Student reporting lit a spark
Editor’s note: This article is by Elena Tzivekis, who was a student reporter for 8 years on two Healthy NewsWorks newspapers in Norristown, Pa., schools. She is now a senior at La Salle University working toward a bachelor’s degree in communication with a minor in Russian language.
October 2020 … For as long as I can remember, when anyone asked me what I wanted to be when I grew up, my answer had almost always been “writer” or “journalist.” Much of that dream that I had at such a young age is thanks to the incredible opportunities I had during elementary and middle school through Healthy NewsWorks.
In 2007, I was a first grader at Cole Manor Elementary when I was invited by Mrs. Levine, the gifted program teacher, to attend a meeting for the school’s health newspaper, the Healthy Comet.
Mrs. Levine knew that I was very shy and would be hesitant to attend. However, she reminded me that my older brother was writing for the paper, and knowing there would be a familiar face made it easier for me to push myself to go at least once. That was probably the best decision I could have made. I remember going home that night filled with excitement and telling my parents I would be writing for the school newspaper.
Thinking back to my Healthy Comet days really brings a great big smile to my face.
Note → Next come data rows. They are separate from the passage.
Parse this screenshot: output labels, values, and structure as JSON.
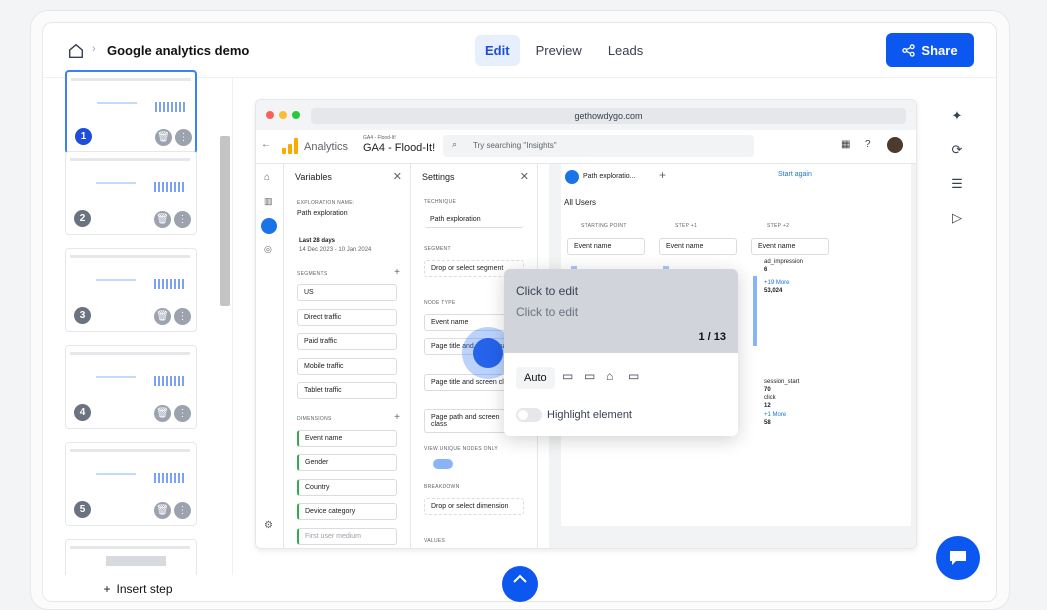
{
  "header": {
    "title": "Google analytics demo",
    "tabs": [
      "Edit",
      "Preview",
      "Leads"
    ],
    "share_label": "Share"
  },
  "sidebar": {
    "steps": [
      "1",
      "2",
      "3",
      "4",
      "5"
    ],
    "insert_label": "Insert step"
  },
  "browser": {
    "url": "gethowdygo.com"
  },
  "ga": {
    "product": "Analytics",
    "property_small": "GA4 - Flood-It!",
    "property": "GA4 - Flood-It!",
    "search_placeholder": "Try searching \"Insights\"",
    "variables": {
      "title": "Variables",
      "exploration_caption": "EXPLORATION NAME:",
      "exploration_name": "Path exploration",
      "date_label": "Last 28 days",
      "date_range": "14 Dec 2023 - 10 Jan 2024",
      "segments_caption": "SEGMENTS",
      "segments": [
        "US",
        "Direct traffic",
        "Paid traffic",
        "Mobile traffic",
        "Tablet traffic"
      ],
      "dimensions_caption": "DIMENSIONS",
      "dimensions": [
        "Event name",
        "Gender",
        "Country",
        "Device category",
        "First user medium"
      ]
    },
    "settings": {
      "title": "Settings",
      "technique_caption": "TECHNIQUE",
      "technique": "Path exploration",
      "segment_caption": "SEGMENT",
      "segment_drop": "Drop or select segment",
      "node_caption": "NODE TYPE",
      "nodes": [
        "Event name",
        "Page title and screen name",
        "Page title and screen class",
        "Page path and screen class"
      ],
      "unique_caption": "VIEW UNIQUE NODES ONLY",
      "breakdown_caption": "BREAKDOWN",
      "breakdown_drop": "Drop or select dimension",
      "values_caption": "VALUES"
    },
    "canvas": {
      "tab": "Path exploratio...",
      "start_again": "Start again",
      "segment": "All Users",
      "cols": [
        "STARTING POINT",
        "STEP +1",
        "STEP +2"
      ],
      "node_label": "Event name",
      "right_items": [
        {
          "name": "ad_impression",
          "value": "6"
        },
        {
          "name": "+19 More",
          "value": "53,024"
        },
        {
          "name": "session_start",
          "value": "70"
        },
        {
          "name": "click",
          "value": "12"
        },
        {
          "name": "+1 More",
          "value": "58"
        }
      ]
    }
  },
  "popup": {
    "title": "Click to edit",
    "body": "Click to edit",
    "counter": "1 / 13",
    "auto_label": "Auto",
    "highlight_label": "Highlight element"
  }
}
I remember meeting once a week, on Thursdays I believe. We had turned an old storage room into our “newspaper room.” Before meetings, sometimes I would be so excited that I would run all the way to the main office to welcome Ms. Uhlman from Healthy NewsWorks and escort her to the room.
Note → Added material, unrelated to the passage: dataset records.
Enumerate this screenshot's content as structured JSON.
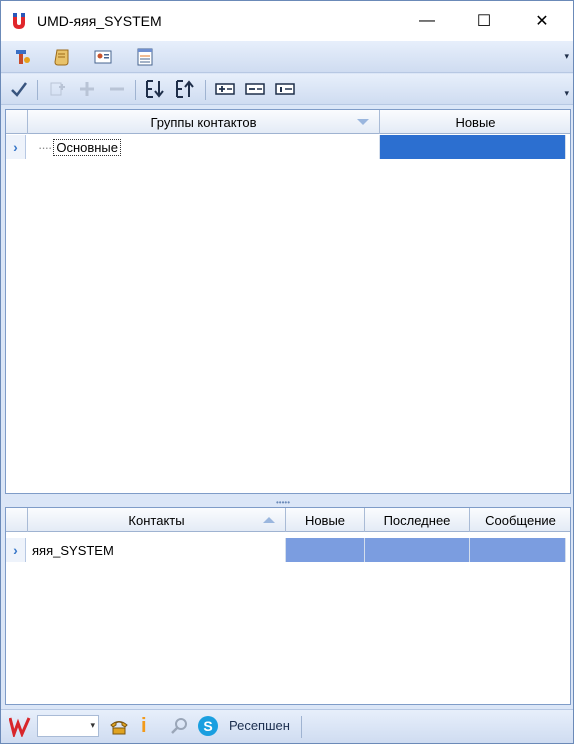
{
  "window": {
    "title": "UMD-яяя_SYSTEM"
  },
  "window_controls": {
    "minimize": "—",
    "maximize": "☐",
    "close": "✕"
  },
  "toolbar1": {
    "items": [
      "settings-tools",
      "scroll-document",
      "contact-card",
      "report-table"
    ],
    "overflow_glyph": "▾"
  },
  "toolbar2": {
    "items": [
      "check",
      "add-group",
      "add",
      "remove",
      "sort-descending",
      "sort-ascending",
      "expand-all",
      "collapse-all",
      "info"
    ],
    "overflow_glyph": "▾"
  },
  "groups_grid": {
    "columns": [
      "Группы контактов",
      "Новые"
    ],
    "rows": [
      {
        "name": "Основные",
        "new": ""
      }
    ]
  },
  "contacts_grid": {
    "columns": [
      "Контакты",
      "Новые",
      "Последнее",
      "Сообщение"
    ],
    "rows": [
      {
        "name": "яяя_SYSTEM",
        "new": "",
        "last": "",
        "message": ""
      }
    ]
  },
  "statusbar": {
    "combo_value": "",
    "label": "Ресепшен"
  },
  "colors": {
    "selected_cell": "#2c6fd0",
    "secondary_cell": "#7b9de0",
    "chrome": "#dbe6f7"
  }
}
My favorite part of the meeting was brainstorming ideas for potential stories and using my professional reporter’s notebook to take as many notes as possible. I always wondered how Ms. Uhlman would write notes so quickly and her eyes would never even need to look at the paper. It was incredible.
Now, 15 years later, I find that I too have acquired that skill. Even though we were all just student journalists at the time, I believe we were treated like much more than that. In my regular classes, students were always writing the same types of essays, learning the same material, and not always getting the chance to explore topics of interest. There was so much freedom in writing for the newspaper. You felt you were doing a real journalist’s work. We were pitching story ideas (even if they weren’t always approved), coming up with interview questions, and finding time between class and recess to write our stories.
As time went by, I moved up from Cole Manor to East Norriton Middle School. Its health newspaper, the Bulldog Bulletin, was introduced by Ms. Uhlman as well. My middle school gifted teacher, Mrs. Strickland, helped run the paper. She was very supportive of my writing and helped me recognize it was something I was good at and enjoyed doing.
After working on these newspapers, promoting health in my community and learning from so many great mentors along the way, I could really see how I was beginning to grow as a writer, embrace my passion for writing, and come out of my shell.
Through Healthy NewsWorks, I was able to travel to Washington, DC, for a health conference, interview the acting U.S. surgeon general, hear former President Bill Clinton speak at a conference, conduct interviews, have my writing published in a book, and so much more. I don’t know whether I would be as passionate a writer now, if I hadn’t joined that first Healthy Comet meeting or later worked on the Bulldog Bulletin.
Before writing this piece, I never really sat down and realized just how much these women—Mrs. Levine, Mrs. Strickland, and Ms. Uhlman—made an impact on my education and my writing. Everyone has a great mentor in their lives, and I was lucky to have three, for which I am forever grateful.